INFORMATION PROVIDED: Begin

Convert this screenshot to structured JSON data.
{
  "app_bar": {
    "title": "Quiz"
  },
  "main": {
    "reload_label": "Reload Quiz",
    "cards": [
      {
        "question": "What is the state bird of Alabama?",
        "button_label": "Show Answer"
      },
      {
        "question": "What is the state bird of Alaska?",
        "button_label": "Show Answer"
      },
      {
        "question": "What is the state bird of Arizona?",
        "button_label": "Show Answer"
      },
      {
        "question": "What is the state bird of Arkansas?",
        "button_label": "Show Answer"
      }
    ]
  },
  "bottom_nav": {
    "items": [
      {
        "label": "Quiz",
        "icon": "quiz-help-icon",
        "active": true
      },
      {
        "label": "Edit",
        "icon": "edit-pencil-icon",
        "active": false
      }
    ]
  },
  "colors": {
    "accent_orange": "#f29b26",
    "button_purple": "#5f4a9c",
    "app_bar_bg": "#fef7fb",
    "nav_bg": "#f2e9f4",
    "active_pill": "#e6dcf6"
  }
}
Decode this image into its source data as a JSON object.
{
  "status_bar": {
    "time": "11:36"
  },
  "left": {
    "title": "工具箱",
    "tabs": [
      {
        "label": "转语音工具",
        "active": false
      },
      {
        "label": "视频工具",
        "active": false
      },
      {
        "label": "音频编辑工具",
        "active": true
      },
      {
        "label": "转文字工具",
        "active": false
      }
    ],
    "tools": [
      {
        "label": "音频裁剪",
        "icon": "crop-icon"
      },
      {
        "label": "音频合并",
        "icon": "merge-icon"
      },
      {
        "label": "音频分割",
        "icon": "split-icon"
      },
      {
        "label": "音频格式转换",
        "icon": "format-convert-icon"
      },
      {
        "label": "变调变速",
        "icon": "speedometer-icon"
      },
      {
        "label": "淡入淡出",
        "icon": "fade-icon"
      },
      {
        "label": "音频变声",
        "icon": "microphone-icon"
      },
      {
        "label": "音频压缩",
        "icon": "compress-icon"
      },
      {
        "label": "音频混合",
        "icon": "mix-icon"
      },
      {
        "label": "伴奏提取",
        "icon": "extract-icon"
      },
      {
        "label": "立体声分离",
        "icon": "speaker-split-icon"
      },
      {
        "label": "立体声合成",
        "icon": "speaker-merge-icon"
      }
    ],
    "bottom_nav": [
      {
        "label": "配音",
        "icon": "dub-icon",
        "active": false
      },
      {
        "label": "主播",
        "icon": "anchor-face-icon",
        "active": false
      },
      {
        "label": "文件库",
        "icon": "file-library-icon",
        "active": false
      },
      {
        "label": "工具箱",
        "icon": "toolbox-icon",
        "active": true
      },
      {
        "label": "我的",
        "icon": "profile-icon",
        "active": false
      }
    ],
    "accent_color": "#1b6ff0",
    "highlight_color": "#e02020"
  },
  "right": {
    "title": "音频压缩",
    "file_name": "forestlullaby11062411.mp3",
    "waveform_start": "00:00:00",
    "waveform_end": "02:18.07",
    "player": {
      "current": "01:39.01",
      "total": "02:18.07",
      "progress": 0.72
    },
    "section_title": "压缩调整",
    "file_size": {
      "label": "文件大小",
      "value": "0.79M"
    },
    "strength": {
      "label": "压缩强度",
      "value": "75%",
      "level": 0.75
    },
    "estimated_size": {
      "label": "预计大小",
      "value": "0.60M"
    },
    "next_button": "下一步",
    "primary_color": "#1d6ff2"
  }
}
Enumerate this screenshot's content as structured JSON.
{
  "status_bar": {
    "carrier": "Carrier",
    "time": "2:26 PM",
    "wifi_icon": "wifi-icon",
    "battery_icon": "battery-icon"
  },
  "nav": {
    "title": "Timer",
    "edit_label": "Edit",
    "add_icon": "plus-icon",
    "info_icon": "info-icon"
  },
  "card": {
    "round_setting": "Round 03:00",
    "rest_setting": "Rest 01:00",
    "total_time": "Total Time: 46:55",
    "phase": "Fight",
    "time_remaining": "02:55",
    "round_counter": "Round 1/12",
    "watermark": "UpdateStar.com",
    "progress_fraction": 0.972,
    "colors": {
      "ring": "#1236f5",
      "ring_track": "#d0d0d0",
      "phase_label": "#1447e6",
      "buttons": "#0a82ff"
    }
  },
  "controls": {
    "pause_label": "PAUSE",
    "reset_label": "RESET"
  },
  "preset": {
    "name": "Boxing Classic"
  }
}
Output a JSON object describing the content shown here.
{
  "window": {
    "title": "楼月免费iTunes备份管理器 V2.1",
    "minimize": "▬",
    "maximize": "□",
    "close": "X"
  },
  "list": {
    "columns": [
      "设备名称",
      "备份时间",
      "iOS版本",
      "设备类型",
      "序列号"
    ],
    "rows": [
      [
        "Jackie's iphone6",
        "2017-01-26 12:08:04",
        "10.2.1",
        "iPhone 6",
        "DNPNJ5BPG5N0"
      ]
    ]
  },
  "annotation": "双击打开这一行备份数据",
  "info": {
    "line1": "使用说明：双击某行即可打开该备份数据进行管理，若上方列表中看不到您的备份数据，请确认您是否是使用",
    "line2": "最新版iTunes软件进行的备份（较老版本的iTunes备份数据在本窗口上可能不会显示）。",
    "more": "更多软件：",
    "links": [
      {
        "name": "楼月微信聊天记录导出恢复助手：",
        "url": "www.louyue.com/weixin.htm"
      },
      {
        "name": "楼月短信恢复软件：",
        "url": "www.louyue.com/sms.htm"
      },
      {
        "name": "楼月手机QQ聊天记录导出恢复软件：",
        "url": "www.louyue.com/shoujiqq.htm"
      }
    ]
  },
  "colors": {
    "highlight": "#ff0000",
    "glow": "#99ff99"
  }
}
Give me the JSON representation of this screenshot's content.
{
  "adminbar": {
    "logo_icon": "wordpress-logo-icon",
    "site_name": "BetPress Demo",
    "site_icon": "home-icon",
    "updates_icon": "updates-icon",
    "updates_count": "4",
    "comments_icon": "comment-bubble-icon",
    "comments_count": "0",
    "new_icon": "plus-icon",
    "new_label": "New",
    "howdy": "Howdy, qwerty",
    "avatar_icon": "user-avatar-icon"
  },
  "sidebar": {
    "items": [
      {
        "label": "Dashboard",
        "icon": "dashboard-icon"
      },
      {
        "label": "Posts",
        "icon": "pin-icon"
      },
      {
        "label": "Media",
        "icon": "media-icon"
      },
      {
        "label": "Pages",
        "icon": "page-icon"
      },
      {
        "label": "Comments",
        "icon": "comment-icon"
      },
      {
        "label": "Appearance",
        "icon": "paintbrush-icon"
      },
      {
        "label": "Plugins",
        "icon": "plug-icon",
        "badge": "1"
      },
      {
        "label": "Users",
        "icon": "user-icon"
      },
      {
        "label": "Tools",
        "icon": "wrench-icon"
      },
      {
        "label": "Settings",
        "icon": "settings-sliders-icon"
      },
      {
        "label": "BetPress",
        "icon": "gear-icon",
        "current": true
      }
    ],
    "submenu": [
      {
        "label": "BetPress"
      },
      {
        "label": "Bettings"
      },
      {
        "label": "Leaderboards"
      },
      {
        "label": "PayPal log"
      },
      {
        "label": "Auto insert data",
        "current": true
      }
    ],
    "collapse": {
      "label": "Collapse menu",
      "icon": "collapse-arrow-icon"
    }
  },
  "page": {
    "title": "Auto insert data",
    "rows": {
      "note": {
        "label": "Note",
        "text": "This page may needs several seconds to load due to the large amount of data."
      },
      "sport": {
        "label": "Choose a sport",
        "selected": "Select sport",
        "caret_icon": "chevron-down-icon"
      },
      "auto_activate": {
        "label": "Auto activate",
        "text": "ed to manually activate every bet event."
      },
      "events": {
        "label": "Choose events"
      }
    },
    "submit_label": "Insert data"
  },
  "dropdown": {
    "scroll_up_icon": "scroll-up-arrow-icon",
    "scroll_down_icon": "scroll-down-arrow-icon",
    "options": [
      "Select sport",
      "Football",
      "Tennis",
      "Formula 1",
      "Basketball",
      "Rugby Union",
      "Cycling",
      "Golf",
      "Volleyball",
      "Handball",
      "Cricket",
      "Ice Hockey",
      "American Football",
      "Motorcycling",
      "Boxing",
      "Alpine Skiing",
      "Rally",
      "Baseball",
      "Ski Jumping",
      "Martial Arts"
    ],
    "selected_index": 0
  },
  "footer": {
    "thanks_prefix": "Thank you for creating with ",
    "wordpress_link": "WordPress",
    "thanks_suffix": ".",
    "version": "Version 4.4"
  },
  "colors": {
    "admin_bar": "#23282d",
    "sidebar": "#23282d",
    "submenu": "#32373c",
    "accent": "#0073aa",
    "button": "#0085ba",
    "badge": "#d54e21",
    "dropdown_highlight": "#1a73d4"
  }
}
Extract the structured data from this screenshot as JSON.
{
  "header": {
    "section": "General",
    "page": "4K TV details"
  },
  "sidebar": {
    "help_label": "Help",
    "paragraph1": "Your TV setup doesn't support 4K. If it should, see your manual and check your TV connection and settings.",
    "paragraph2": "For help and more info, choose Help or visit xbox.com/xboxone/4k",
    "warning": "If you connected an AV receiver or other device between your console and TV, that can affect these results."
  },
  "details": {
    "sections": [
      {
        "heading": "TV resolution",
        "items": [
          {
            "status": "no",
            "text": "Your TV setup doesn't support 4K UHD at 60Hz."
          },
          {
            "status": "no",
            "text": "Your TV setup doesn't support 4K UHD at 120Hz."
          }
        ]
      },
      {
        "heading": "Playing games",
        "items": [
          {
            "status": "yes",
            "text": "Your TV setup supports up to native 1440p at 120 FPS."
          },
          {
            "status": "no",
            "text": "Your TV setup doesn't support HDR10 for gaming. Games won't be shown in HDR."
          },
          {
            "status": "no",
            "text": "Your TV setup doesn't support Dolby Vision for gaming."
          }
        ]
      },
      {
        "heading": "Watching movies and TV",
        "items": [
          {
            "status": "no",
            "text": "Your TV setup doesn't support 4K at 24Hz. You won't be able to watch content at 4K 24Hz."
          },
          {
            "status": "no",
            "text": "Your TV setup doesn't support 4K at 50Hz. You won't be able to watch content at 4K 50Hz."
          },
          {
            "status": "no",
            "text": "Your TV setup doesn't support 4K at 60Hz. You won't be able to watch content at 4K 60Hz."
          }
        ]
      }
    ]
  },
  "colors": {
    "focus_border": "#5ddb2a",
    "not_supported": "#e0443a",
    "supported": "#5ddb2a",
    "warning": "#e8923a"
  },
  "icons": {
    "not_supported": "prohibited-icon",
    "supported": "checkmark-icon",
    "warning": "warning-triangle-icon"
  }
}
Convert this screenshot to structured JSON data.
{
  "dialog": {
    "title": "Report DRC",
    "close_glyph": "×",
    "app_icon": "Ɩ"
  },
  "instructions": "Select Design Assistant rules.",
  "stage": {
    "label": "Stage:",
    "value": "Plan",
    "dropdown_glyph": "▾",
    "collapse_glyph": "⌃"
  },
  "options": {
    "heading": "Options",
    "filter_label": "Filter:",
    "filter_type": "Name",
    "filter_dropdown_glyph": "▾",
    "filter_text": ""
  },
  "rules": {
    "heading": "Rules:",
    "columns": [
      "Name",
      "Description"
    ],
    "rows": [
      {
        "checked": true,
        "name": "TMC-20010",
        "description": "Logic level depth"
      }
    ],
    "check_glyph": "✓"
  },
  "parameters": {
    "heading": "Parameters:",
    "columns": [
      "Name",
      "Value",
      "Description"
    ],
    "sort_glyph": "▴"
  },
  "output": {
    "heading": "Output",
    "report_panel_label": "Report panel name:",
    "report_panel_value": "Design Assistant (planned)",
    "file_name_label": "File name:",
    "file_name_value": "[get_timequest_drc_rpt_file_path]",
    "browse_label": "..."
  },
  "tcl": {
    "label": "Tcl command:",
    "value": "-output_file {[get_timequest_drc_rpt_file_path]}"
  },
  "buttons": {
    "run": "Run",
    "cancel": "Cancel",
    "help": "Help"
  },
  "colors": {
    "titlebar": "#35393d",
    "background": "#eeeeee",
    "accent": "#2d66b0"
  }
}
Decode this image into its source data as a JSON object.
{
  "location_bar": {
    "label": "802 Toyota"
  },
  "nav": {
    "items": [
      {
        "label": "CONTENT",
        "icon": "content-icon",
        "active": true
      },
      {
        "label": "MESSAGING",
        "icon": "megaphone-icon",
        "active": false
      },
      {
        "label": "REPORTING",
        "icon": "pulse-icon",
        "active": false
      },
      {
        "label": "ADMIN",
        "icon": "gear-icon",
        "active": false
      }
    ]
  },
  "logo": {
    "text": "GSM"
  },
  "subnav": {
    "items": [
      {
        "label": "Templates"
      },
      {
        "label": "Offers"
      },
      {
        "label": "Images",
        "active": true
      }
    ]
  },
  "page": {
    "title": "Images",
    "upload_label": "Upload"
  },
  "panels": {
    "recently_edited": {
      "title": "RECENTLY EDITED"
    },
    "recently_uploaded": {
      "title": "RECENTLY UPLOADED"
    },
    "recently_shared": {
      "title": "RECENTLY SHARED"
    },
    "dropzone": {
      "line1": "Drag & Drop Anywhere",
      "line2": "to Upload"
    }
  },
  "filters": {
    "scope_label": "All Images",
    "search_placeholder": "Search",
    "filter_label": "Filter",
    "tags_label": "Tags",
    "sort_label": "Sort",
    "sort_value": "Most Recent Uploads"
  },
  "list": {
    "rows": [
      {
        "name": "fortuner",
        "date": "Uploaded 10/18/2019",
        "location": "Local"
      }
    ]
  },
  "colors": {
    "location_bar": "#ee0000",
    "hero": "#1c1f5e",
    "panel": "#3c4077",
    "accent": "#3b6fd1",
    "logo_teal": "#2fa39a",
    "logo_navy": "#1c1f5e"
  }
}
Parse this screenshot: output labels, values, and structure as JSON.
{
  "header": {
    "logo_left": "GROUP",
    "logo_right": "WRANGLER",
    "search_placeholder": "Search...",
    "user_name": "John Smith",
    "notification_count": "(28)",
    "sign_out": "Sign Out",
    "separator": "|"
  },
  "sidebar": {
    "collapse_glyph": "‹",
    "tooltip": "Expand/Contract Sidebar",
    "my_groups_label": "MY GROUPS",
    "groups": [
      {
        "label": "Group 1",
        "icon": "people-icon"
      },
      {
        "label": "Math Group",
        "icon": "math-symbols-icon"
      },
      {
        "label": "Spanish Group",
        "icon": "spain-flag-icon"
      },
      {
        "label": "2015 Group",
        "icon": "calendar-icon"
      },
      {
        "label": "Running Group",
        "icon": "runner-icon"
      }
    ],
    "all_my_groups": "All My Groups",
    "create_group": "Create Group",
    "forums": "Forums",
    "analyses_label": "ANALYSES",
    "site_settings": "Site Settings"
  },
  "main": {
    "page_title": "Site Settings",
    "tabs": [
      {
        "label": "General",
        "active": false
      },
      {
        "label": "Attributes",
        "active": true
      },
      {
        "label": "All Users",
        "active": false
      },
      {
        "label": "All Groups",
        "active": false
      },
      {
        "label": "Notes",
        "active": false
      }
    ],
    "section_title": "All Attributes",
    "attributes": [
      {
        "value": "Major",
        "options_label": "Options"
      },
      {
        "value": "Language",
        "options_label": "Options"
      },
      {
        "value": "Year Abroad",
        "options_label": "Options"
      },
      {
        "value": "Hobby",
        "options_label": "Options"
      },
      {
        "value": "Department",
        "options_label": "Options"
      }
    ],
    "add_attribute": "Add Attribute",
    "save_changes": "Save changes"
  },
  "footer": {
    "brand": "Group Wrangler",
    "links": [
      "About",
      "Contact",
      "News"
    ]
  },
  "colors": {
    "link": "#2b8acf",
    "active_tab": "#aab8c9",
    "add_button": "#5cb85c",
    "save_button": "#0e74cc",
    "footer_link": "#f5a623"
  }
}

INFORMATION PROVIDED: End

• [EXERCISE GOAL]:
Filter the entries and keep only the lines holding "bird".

• [YOUR SOLUTION]:
        "question": "What is the state bird of Alabama?",
        "question": "What is the state bird of Alaska?",
        "question": "What is the state bird of Arizona?",
        "question": "What is the state bird of Arkansas?",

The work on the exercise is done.